The means test applies only to the means of the child and not the means of the carer or carers. If the child has means above the level of the allowance, then no allowance is payable. If the child receives a compensation payment as a result of an accident or injury, this will be taken into account. Entitlement to child benefit is not affected and a person may also qualify for Carer’s Benefit or Carer’s Allowance if he/she meets the other conditions.
The person is also eligible for a Respite Care Grant, which is paid automatically each year during the month of June.
Your child may be entitled to free nappies at discretion of the health office.
Apply to your local health office.
Long-Term Illness Scheme
If you are suffering from one of a list of prescribed diseases or disabilities, includind mental handicap, you are entitled to the drugs, medicines and medical and surgical aids and appliances prescribed for that disease free of charge.
If your doctor certifies that you are suffering from one of these designated long-term illnesses or disabilities, you are given a prescription booklet that contains details of the type and quantity of drugs prescribed for you. The booklet also contains a number of detachable prescriptions. You may present this booklet to any pharmacist, who will supply the prescribed items. You do not have to use the same pharmacist all the time.

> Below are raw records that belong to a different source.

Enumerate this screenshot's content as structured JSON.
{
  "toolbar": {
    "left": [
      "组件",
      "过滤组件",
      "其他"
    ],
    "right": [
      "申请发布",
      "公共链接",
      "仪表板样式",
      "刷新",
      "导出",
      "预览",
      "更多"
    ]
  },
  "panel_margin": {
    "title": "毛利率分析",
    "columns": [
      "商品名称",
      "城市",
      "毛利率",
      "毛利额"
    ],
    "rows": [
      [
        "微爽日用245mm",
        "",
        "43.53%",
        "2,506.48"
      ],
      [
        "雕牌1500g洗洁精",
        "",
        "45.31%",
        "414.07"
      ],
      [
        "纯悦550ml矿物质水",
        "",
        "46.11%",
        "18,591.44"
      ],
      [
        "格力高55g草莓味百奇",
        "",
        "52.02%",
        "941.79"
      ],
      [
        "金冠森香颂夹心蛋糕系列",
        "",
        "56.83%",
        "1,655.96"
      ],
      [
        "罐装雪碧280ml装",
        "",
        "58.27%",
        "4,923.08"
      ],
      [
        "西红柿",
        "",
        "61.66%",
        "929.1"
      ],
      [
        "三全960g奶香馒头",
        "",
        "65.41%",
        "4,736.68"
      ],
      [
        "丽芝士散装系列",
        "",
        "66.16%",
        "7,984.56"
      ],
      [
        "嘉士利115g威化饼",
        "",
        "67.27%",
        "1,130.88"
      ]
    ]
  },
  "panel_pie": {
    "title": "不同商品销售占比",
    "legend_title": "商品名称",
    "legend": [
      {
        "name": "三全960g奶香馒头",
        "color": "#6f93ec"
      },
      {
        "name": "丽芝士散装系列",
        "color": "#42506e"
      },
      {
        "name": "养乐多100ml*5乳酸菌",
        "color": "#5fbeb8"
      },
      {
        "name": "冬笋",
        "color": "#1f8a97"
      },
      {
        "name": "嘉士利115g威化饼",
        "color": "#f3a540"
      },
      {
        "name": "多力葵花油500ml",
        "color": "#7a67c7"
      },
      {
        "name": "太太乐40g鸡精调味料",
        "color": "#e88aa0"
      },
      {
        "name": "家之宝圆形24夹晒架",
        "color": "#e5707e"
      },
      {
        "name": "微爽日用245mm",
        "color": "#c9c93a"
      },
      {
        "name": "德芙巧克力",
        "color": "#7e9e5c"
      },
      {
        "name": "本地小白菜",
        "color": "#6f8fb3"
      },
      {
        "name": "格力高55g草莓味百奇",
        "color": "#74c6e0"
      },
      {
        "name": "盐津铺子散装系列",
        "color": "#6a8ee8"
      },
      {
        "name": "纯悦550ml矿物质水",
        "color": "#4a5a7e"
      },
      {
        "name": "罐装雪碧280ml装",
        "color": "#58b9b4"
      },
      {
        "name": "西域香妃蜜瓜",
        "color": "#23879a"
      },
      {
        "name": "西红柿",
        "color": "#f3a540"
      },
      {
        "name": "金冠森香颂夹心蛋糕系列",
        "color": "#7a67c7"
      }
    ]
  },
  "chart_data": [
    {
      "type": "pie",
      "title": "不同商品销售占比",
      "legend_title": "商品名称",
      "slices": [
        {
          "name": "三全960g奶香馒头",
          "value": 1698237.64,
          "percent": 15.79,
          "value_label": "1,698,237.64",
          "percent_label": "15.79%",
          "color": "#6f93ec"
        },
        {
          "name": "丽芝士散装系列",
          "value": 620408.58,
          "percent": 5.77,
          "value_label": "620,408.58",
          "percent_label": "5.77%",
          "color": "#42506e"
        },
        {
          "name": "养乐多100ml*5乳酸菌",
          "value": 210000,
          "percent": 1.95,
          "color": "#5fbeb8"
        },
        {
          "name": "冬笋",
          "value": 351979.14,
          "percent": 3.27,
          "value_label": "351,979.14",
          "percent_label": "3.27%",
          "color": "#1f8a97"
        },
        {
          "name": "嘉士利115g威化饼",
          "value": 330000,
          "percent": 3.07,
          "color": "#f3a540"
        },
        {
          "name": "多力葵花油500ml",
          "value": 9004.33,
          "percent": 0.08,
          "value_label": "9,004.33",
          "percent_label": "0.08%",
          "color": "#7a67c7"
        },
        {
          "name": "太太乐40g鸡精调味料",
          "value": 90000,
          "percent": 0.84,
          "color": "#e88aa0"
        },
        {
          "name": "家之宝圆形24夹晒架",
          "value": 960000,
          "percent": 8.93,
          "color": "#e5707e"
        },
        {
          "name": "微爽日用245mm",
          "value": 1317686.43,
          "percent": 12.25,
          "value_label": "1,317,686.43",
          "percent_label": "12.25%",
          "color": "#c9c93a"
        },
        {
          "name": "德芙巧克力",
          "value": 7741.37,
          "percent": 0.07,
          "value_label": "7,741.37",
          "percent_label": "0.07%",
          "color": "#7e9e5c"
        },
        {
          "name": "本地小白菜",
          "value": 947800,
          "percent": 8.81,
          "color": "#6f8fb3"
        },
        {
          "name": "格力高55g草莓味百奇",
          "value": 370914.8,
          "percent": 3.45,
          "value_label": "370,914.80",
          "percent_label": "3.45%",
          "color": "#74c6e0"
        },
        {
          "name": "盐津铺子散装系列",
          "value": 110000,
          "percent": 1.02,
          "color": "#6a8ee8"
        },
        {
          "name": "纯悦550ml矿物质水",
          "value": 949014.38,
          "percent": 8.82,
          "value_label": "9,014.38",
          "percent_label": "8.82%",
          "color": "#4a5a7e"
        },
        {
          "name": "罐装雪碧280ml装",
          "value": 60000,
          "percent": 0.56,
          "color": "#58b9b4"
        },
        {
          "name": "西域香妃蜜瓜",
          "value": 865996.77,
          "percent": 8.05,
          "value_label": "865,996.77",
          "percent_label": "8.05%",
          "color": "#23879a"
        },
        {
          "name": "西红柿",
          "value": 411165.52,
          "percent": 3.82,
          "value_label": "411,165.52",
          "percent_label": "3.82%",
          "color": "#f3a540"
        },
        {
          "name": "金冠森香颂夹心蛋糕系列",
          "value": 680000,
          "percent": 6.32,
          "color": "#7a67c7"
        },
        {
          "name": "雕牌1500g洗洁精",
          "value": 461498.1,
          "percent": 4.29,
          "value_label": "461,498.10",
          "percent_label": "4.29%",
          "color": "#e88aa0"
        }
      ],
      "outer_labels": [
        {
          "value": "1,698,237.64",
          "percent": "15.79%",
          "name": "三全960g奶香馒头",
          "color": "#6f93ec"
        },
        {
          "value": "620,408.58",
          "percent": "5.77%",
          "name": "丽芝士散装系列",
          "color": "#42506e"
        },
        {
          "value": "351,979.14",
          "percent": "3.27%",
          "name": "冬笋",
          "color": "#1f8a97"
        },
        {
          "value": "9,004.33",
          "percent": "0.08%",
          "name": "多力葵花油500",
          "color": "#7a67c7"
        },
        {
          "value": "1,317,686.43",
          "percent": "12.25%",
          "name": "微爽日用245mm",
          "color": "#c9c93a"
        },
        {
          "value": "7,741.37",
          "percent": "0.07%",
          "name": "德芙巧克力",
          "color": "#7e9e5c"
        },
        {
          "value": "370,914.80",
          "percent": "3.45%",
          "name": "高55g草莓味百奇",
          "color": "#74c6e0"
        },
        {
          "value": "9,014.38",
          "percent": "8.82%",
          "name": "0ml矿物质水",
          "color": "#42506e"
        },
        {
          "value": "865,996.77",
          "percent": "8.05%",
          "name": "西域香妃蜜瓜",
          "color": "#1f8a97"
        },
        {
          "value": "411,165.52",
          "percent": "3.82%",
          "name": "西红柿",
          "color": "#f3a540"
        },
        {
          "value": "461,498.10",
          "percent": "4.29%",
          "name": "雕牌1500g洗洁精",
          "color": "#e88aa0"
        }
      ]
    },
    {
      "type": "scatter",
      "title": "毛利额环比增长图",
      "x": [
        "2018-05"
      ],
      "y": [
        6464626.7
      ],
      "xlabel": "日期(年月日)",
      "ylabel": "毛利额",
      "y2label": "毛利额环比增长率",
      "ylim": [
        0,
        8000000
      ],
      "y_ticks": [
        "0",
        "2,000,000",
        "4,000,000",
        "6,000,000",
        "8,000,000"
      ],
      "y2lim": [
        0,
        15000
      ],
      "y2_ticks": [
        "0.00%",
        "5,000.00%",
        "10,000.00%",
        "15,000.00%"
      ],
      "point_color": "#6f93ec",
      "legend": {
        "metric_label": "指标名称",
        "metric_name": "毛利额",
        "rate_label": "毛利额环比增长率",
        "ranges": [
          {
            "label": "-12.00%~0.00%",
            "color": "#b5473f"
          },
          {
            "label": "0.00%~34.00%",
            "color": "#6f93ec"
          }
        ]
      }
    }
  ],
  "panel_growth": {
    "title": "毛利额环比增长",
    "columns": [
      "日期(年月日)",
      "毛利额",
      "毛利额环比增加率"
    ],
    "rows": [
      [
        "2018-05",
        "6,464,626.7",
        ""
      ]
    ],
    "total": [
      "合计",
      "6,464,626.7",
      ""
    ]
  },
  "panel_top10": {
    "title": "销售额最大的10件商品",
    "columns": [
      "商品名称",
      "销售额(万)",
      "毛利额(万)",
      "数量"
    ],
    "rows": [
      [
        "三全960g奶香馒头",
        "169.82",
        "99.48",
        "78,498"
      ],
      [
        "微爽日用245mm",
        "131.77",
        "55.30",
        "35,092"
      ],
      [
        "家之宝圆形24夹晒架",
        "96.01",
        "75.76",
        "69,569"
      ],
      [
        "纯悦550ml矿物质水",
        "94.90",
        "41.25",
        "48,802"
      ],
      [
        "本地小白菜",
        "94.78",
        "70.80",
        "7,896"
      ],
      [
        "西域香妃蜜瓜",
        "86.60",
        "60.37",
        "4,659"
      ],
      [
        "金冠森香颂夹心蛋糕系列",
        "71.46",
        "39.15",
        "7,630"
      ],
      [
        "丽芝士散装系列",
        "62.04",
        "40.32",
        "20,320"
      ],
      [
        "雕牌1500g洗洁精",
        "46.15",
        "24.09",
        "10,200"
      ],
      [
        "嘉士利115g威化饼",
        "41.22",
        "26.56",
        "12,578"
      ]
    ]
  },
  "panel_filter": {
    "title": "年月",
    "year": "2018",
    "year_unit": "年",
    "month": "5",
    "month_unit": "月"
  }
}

A Bereavement Grant is a payment based on PRSI contributions which is payable on the death of a child under age 18. The Bereavement Grant is a once off payment.
The scheme replaces the former Death Grant Scheme.
Apply to Department of Social and Family Affairs (DFSCA or Social Welfare)
Supplementary Welfare Allowance
A weekly supplement may be paid towards special dietary or heating needs.
Apply to Department of Social and Family Affairs (DFSCA or Social Welfare)
Private Medical Insurance
If you have private medical insurance such as VHI, QUINN, VIVAS – your baby is automatically included in your policy. However inform them within a reasonable time of baby’s birth. If you choose private treatment, you will be liable for consultant and hospital fees.
Incapacitated Child Tax Credit
Details of this special tax free allowance is available from your tax office or the inspector of taxes who deals with your tax affairs.
A tax refund is available for money spent on additional medical expenses not covered by long term illness scheme. Expenses include doctor’s bills, drugs, supply and repair of medical and surgical appliances used on medical advice and nursing home expenses. You should complete the special claim form MED 1 at the end of the tax year.
Home Improvement Grants
A grant may be given where an extra room or other structural changes are necessary for the accommodation of a child with disabilities.
Apply to your local health board
Payment for Disabled Passengers
Parents caring for a severely and permanently disabled child who buy or adapt a car for their use may be entitled to claim
Exemption from motor tax and vehicle registration tax
Refund of VAT
Refund of duty paid on petrol / diesel (subject to a maximum of 600 gallons per year.
Further information from
Disabled Drivers Section
Central Repayments Office
Office of the Revenue Commissioners
Tel: 047 82800
The Disabled Drivers Association provides advise on aids and adaptation of cars.
Disabled Drivers Association
Every baby/child gets complete free medical care until age of 16 years or after (depending on circumstances).
Everybody is allocated a Health Visitor after registering with a General Practioner. The Health Visitor introduces a Social Worker and gradually all other experts and professionals get involved e.g. Department of Education, Occupational Therapist, Physiotherapist.
Aids and equipment are supplied as needed.
For further information on your entitlements contact the Disability Living Allowance Branch and The Family Fund (U.K.)
For more information on “Entitlements” telephone
Department of Social & Family Affairs on
LoCall 1890 662244
Citizen’s Information Service on
LoCall 1890 777121
Contact your nearest
Social Welfare Local Office or
Citizen’s Information Centre
This information on entitlements is intended as a guide only and does not purport to be a legal interpretation.